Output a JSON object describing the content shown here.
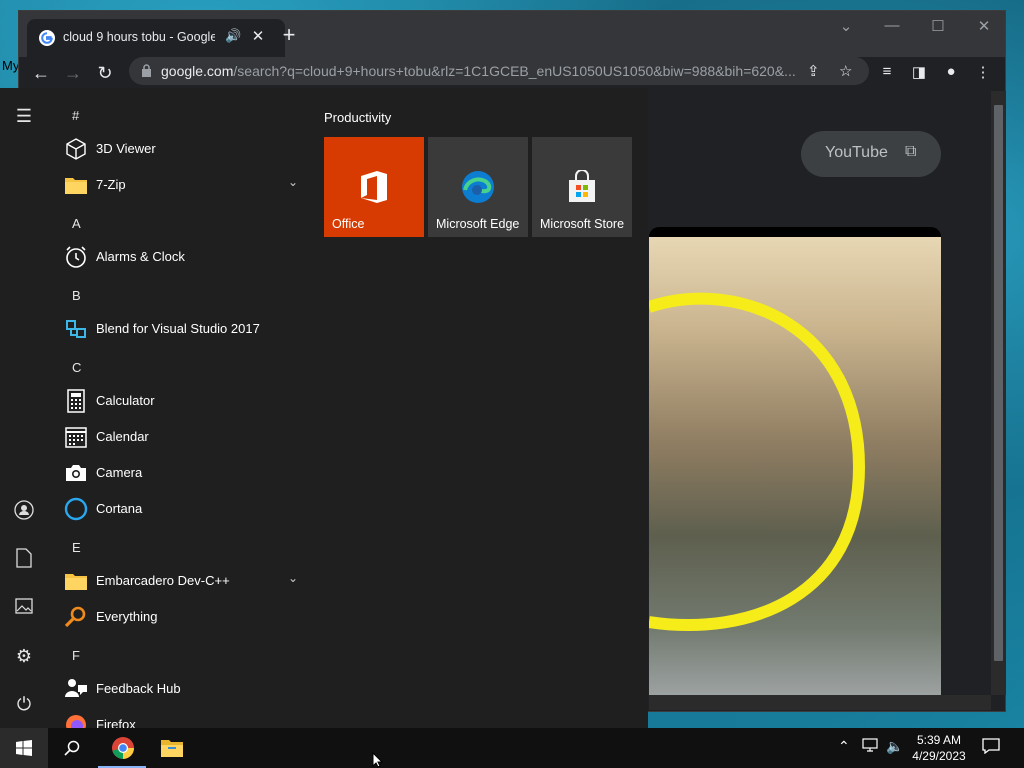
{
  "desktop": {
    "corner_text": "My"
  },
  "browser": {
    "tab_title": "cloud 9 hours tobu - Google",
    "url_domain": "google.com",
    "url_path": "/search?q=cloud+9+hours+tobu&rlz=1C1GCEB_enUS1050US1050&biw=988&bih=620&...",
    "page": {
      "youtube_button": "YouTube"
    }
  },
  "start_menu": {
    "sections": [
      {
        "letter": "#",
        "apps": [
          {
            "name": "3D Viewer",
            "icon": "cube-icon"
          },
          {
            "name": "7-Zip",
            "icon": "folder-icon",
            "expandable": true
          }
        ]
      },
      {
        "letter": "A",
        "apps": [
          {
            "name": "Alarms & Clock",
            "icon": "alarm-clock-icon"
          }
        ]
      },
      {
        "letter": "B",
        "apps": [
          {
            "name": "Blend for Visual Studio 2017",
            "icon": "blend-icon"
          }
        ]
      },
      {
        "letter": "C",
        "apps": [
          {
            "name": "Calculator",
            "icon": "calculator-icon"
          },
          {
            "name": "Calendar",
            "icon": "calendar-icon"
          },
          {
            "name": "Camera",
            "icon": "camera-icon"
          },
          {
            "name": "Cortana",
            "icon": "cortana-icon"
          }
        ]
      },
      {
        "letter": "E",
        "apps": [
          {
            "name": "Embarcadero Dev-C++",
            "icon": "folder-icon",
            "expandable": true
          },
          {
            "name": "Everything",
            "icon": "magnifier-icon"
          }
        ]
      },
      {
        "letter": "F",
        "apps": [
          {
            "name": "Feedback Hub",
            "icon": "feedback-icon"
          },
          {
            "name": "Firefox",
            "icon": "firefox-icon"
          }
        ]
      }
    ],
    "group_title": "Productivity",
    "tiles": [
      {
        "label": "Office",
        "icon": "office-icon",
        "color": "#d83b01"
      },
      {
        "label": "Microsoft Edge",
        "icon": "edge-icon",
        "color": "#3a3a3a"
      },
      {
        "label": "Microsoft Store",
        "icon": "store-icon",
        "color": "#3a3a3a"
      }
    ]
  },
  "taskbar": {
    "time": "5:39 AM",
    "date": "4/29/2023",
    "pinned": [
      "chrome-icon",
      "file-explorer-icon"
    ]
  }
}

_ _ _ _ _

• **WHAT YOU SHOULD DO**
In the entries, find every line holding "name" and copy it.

• **ANSWER TO THE PROBLEM**
            "name": "3D Viewer",
            "name": "7-Zip",
            "name": "Alarms & Clock",
            "name": "Blend for Visual Studio 2017",
            "name": "Calculator",
            "name": "Calendar",
            "name": "Camera",
            "name": "Cortana",
            "name": "Embarcadero Dev-C++",
            "name": "Everything",
            "name": "Feedback Hub",
            "name": "Firefox",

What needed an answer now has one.